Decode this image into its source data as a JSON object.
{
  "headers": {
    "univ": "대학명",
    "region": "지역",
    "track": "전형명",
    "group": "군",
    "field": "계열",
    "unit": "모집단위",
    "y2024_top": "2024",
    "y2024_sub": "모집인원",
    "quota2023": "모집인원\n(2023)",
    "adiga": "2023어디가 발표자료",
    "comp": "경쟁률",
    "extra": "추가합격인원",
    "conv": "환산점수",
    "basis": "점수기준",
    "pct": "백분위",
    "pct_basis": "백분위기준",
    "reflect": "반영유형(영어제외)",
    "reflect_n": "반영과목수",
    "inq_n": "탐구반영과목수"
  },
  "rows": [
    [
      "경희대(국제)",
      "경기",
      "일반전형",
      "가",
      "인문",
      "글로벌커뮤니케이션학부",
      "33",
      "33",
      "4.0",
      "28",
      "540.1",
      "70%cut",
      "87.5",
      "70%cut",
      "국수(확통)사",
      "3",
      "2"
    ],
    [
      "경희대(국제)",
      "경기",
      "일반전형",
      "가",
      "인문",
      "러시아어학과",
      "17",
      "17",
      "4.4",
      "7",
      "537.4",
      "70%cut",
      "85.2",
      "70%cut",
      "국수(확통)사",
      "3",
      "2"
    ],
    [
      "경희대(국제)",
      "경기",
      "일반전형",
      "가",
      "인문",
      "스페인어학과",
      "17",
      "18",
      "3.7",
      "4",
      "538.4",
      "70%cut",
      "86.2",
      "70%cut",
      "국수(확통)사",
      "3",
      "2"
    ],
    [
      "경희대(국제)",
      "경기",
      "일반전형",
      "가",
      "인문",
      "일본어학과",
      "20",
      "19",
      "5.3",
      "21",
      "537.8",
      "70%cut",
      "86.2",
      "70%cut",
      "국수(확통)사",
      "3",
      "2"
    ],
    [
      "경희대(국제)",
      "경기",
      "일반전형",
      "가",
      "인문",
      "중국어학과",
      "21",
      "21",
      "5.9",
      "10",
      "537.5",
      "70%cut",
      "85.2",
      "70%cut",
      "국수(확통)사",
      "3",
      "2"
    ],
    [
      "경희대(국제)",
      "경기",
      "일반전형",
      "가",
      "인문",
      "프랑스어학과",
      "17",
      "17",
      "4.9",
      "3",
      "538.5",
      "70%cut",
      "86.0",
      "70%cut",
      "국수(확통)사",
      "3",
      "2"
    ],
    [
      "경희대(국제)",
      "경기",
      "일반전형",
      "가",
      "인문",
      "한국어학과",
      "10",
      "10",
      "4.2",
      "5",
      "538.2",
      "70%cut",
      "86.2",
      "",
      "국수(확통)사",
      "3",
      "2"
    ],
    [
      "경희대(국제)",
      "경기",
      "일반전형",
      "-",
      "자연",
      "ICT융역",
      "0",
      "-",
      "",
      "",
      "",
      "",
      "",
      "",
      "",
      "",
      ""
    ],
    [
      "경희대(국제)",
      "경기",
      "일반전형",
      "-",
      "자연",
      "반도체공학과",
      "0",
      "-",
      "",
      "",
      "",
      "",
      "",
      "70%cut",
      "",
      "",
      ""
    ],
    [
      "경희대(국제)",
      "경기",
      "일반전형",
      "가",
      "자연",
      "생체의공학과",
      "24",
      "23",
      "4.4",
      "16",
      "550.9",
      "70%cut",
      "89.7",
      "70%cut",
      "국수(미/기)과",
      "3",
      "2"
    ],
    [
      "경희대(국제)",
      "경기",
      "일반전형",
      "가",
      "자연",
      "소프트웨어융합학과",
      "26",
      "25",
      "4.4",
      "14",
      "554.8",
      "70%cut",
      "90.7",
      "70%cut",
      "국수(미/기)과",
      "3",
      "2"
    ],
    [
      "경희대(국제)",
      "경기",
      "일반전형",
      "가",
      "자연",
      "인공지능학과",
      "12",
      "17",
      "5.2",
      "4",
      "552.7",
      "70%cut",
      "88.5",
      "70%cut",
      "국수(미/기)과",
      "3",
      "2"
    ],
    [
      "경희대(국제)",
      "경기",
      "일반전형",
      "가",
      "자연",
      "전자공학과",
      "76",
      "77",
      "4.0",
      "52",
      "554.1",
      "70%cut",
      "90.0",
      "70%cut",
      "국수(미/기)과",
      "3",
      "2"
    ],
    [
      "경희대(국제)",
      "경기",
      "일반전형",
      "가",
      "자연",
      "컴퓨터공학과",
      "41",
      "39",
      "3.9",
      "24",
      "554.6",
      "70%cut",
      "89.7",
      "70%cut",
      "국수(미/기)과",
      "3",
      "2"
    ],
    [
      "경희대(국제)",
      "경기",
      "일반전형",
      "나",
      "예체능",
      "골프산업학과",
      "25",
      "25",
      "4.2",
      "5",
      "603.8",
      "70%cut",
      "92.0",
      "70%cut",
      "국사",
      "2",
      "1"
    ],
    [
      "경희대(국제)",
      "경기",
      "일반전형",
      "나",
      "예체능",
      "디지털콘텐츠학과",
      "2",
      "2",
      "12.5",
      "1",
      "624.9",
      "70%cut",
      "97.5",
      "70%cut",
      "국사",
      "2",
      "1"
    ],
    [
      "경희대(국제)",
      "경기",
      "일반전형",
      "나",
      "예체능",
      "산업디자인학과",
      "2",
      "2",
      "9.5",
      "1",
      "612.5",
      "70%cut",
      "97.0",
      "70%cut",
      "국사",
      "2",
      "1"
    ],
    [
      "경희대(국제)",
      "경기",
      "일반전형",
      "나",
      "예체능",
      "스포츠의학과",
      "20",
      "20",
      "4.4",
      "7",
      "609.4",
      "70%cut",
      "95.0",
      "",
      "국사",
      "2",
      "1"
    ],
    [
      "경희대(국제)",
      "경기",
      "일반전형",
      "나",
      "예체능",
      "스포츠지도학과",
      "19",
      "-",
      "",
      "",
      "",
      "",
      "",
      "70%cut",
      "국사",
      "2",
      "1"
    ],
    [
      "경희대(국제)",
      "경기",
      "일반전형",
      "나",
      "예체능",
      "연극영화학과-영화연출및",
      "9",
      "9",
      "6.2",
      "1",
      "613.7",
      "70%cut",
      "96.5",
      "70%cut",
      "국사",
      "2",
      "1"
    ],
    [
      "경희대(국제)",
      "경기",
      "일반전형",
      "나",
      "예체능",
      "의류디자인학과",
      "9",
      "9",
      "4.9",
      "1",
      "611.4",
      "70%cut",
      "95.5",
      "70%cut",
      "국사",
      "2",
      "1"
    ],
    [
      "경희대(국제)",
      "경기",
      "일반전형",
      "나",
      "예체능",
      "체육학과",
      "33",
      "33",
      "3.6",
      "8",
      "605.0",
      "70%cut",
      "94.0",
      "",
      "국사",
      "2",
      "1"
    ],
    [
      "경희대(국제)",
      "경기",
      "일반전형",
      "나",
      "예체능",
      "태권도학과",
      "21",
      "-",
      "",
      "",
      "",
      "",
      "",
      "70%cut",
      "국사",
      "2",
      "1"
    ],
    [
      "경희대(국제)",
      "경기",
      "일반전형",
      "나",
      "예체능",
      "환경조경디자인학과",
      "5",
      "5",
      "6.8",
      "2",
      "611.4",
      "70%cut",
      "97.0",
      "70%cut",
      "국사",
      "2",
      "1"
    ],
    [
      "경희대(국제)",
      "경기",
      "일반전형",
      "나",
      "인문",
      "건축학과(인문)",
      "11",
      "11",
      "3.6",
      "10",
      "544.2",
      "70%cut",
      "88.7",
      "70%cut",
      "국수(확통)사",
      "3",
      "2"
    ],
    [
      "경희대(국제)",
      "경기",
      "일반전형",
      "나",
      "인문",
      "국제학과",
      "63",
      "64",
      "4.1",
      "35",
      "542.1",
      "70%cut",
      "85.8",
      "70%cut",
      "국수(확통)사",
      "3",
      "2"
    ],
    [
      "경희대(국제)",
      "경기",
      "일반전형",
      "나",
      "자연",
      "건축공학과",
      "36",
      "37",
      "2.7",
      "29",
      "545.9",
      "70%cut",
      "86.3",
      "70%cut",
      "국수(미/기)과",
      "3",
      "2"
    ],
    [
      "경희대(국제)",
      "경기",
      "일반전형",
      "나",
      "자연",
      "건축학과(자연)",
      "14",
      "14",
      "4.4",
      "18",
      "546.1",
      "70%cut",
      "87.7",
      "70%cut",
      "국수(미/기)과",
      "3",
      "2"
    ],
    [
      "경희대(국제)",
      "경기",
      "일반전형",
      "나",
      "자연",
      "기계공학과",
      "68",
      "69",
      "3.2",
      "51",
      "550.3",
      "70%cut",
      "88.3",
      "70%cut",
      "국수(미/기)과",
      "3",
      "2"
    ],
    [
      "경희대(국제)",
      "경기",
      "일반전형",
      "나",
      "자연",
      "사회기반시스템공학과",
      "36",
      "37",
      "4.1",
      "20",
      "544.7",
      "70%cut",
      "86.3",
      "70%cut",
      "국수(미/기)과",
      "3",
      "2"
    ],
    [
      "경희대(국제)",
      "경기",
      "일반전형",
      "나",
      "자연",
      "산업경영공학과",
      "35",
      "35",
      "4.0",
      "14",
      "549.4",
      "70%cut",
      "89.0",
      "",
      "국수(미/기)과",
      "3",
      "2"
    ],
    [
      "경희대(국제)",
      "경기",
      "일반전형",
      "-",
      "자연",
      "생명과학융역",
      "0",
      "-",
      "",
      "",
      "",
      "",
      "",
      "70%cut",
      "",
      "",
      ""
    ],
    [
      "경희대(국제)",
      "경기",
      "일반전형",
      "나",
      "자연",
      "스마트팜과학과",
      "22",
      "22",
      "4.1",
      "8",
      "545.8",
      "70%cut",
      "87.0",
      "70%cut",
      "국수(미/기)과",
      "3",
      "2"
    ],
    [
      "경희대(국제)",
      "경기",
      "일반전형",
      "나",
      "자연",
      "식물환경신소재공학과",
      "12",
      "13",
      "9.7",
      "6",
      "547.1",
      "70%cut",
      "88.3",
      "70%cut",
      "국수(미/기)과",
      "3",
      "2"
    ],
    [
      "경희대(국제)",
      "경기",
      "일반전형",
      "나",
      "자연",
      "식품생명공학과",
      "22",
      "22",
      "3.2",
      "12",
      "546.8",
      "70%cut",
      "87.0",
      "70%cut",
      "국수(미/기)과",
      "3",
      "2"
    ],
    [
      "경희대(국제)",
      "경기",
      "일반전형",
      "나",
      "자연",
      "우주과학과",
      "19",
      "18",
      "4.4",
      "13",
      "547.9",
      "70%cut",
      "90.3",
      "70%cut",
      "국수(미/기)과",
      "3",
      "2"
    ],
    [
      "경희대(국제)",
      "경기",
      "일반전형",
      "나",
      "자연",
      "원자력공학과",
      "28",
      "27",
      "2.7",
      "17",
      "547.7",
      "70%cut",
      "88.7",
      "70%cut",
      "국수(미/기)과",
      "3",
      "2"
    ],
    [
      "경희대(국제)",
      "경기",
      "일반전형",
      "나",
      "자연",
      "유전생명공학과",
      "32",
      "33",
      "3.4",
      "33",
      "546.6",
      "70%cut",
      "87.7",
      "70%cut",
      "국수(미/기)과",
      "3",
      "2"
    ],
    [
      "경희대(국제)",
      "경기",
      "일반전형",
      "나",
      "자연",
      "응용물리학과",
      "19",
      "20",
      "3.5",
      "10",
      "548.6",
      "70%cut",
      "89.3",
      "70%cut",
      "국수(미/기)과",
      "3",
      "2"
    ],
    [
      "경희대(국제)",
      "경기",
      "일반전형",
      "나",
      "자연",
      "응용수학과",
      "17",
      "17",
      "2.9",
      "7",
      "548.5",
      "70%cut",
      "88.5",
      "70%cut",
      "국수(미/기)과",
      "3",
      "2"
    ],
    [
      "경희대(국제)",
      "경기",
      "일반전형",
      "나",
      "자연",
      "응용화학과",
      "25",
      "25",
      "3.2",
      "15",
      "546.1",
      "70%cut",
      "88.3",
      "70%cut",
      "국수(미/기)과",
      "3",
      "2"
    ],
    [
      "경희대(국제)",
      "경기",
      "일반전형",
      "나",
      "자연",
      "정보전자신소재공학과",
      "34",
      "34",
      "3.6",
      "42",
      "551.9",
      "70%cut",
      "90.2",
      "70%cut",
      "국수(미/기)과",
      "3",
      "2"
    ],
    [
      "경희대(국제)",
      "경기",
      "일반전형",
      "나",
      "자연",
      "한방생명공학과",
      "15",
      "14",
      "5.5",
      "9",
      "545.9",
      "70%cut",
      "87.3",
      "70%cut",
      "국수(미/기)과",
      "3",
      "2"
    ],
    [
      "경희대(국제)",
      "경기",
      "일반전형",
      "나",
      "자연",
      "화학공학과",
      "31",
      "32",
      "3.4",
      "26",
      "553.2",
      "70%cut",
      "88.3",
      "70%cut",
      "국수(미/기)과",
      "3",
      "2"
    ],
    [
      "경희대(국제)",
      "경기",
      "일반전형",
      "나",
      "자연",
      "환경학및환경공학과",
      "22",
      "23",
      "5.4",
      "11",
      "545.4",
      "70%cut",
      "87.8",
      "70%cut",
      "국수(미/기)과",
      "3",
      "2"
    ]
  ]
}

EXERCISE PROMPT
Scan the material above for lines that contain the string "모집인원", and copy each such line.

SOLUTION FOR THIS EXERCISE
    "y2024_sub": "모집인원",
    "quota2023": "모집인원\n(2023)",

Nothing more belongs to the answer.